“It definitely takes a toll on you at the beginning,” Burns said of her struggles. “You're like, ‘Am I even a shooter anymore?' ”

Burns said deep down, she knew the answer was yes. So she stayed after practice putting up extra shots, and the results started to come.

On Dec. 9 against Indiana-Kokomo, Burns scored a season-high 27 points on 11-for-20 shooting, including 5 for 7 on 3-pointers. She has been steady since.

It shouldn't be a surprise that Burns responded to a little adversity. After all, she grew up as the youngest of three sports-loving sisters, and things often got competitive. Mary, the oldest, played lacrosse at Wheeling Jesuit and graduated last year. Monica, Hempfield's all-time leading scorer in basketball and a former Tribune-Review Player of the Year, is a redshirt junior at Wheeling Jesuit who holds the NCAA record for consecutive free throws made with 118. Monica and Michelle played together on the 2013-14 Hempfield team that reached the WPIAL Class 4A final.

“They've shaped me into the player I am today and the person overall,” Michelle said. “They were pretty hard on me, but if they weren't, I wouldn't be the player I am. They were who I looked up to.”

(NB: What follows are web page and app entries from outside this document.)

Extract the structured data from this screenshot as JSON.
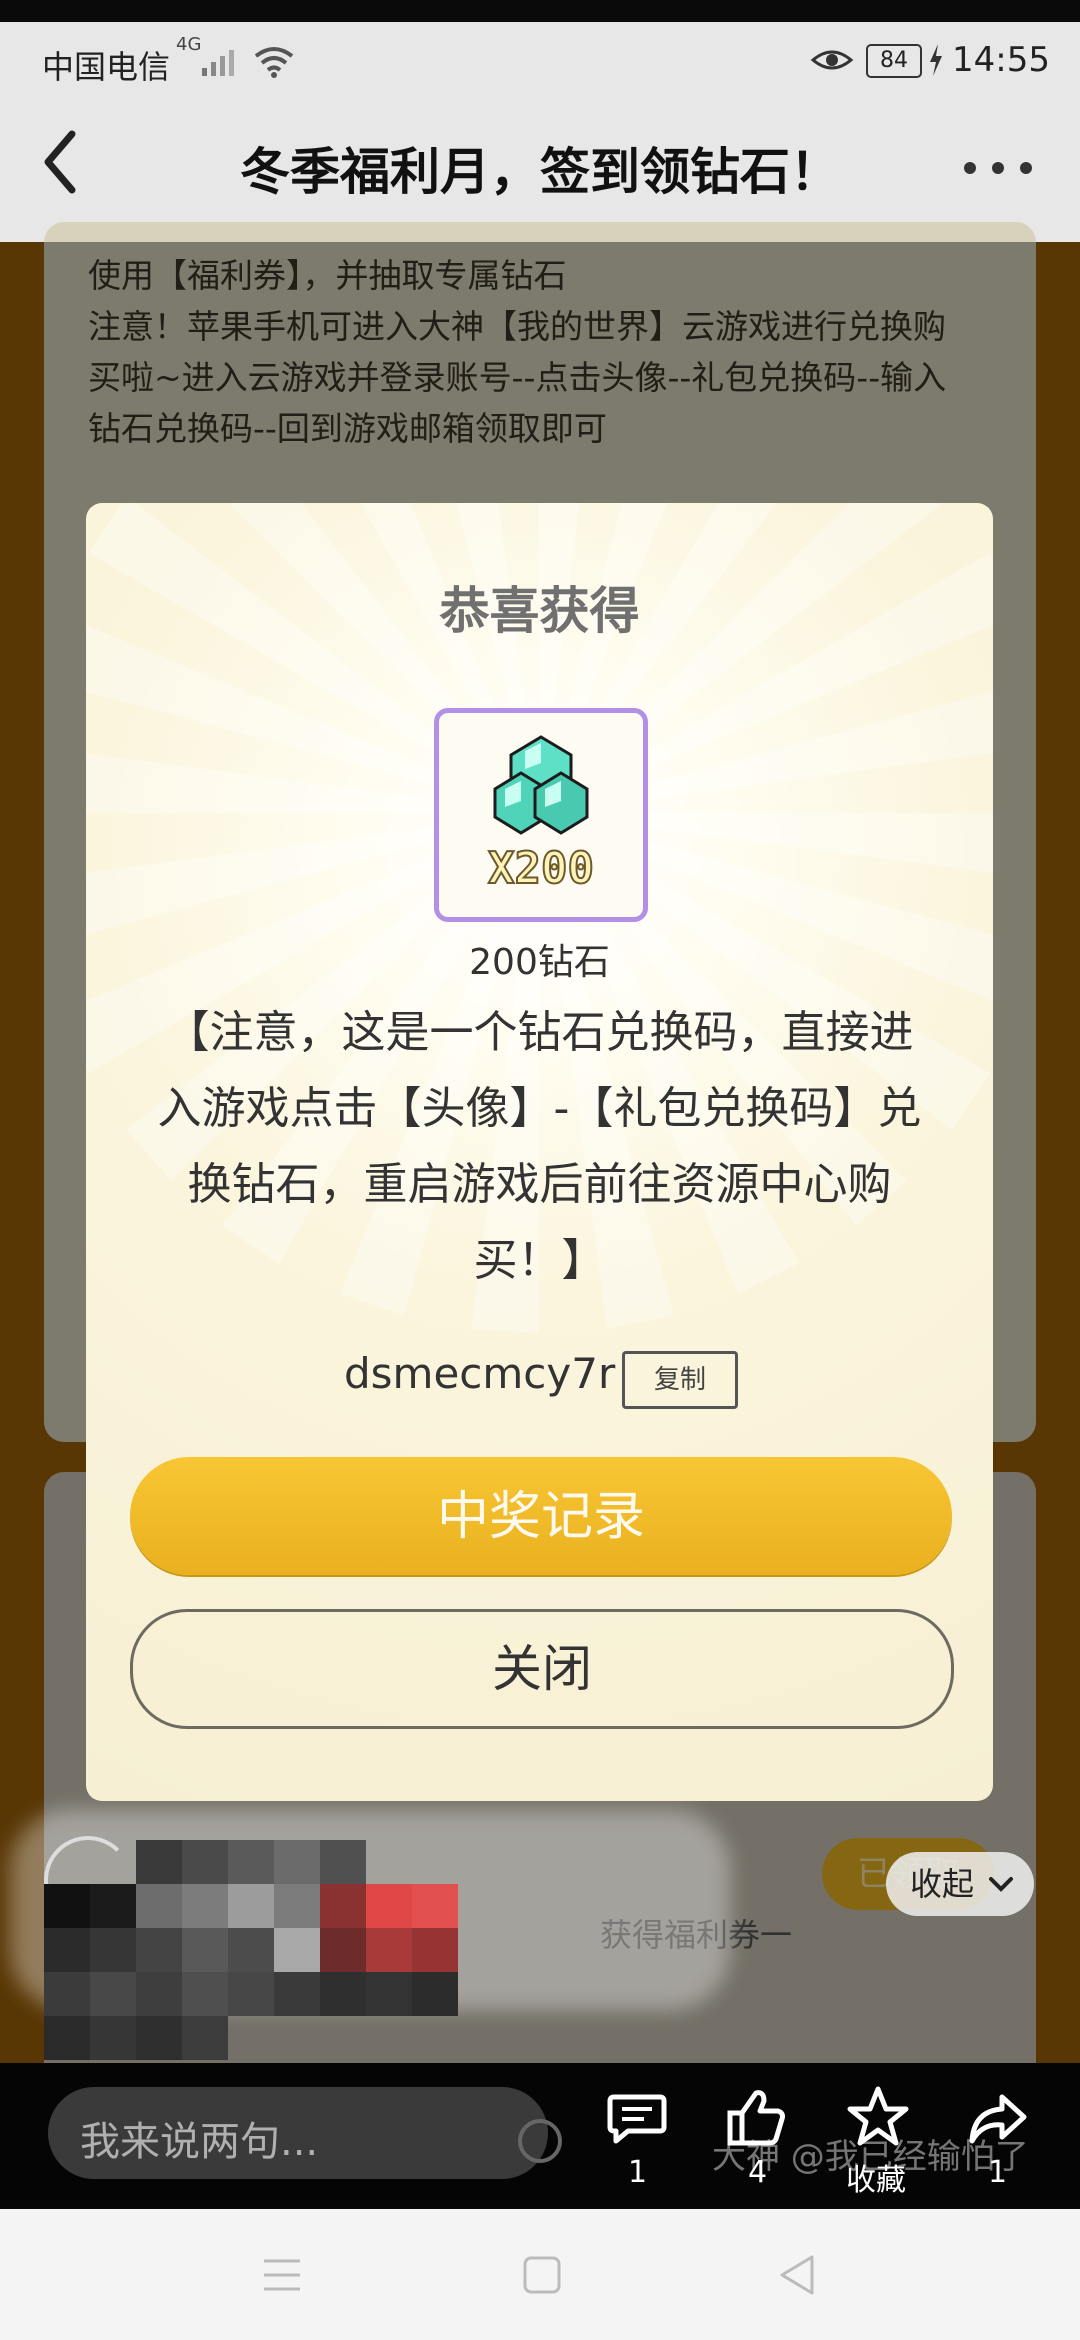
{
  "status_bar": {
    "carrier": "中国电信",
    "network": "4G",
    "battery": "84",
    "time": "14:55"
  },
  "title_bar": {
    "title": "冬季福利月，签到领钻石！",
    "back_icon": "chevron-left-icon",
    "more_icon": "more-horizontal-icon"
  },
  "page": {
    "intro_lines": [
      "使用【福利券】，并抽取专属钻石",
      "注意！苹果手机可进入大神【我的世界】云游戏进行兑换购",
      "买啦~进入云游戏并登录账号--点击头像--礼包兑换码--输入",
      "钻石兑换码--回到游戏邮箱领取即可"
    ],
    "behind_text": "获得福利券一",
    "behind_button": "已领取",
    "collapse_label": "收起"
  },
  "modal": {
    "title": "恭喜获得",
    "reward_badge": "X200",
    "reward_name": "200钻石",
    "notice_lines": [
      "【注意，这是一个钻石兑换码，直接进",
      "入游戏点击【头像】-【礼包兑换码】兑",
      "换钻石，重启游戏后前往资源中心购",
      "买！】"
    ],
    "code": "dsmecmcy7r",
    "copy_label": "复制",
    "record_button": "中奖记录",
    "close_button": "关闭"
  },
  "comment_bar": {
    "placeholder": "我来说两句...",
    "comment_count": "1",
    "like_count": "4",
    "favorite_label": "收藏",
    "share_count": "1",
    "watermark": "大神 @我已经输怕了"
  },
  "colors": {
    "accent_gold": "#f0b928",
    "modal_bg": "#fbf5dd",
    "reward_border": "#b38fe6"
  }
}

Burns said the three also had a friendly rivalry when it came to grades, softball and running, but basketball came first. One-on-one games remain common, and Michelle said her record is respectable.

“They're definitely stronger than me, but I'm getting there,” she said. “I've gotten a few wins in before. They might not admit that, but I definitely have.”

Burns had an offer to join Monica at Wheeling Jesuit and seriously considered it but said she wanted to “start my own path.”

It's been a good match. Point Park has won six of its past seven games, and Burns is averaging 15 points during that stretch. The surge coincided with Grenek upping the tempo and letting the players' instincts take over.

“She's an excellent ball handler,” Grenek said of Burns. “She's an excellent passer when people are up ahead, and she's able to get our fastbreak going.”

And if another shooting slump comes along, Grenek isn't worried.

“She's got the mentality you want your point guard to have,” he said. “When things are going bad, and she's not playing well, she's able to shrug it off and not let it linger.”

Jeff Vella is a Tribune-Review staff writer. Reach him at jvella@tribweb.com or via Twitter @JeffVella_Trib.

TribLIVE commenting policy

You are solely responsible for your comments and by using TribLive.com you agree to our Terms of Service.

We moderate comments. Our goal is to provide substantive commentary for a general readership. By screening submissions, we provide a space where readers can share intelligent and informed commentary that enhances the quality of our news and information.

While most comments will be posted if they are on-topic and not abusive, moderating decisions are subjective. We will make them as carefully and consistently as we can. Because of the volume of reader comments, we cannot review individual moderation decisions with readers.

We value thoughtful comments representing a range of views that make their point quickly and politely. We make an effort to protect discussions from repeated comments either by the same reader or different readers

We follow the same standards for taste as the daily newspaper. A few things we won't tolerate: personal attacks, obscenity, vulgarity, profanity (including expletives and letters followed by dashes), commercial promotion, impersonations, incoherence, proselytizing and SHOUTING. Don't include URLs to Web sites.

We do not edit comments. They are either approved or deleted. We reserve the right to edit a comment that is quoted or excerpted in an article. In this case, we may fix spelling and punctuation.

We welcome strong opinions and criticism of our work, but we don't want comments to become bogged down with discussions of our policies and we will moderate accordingly.

We appreciate it when readers and people quoted in articles or blog posts point out errors of fact or emphasis and will investigate all assertions. But these suggestions should be sent via e-mail. To avoid distracting other readers, we won't publish comments that suggest a correction. Instead, corrections will be made in a blog post or in an article.

click me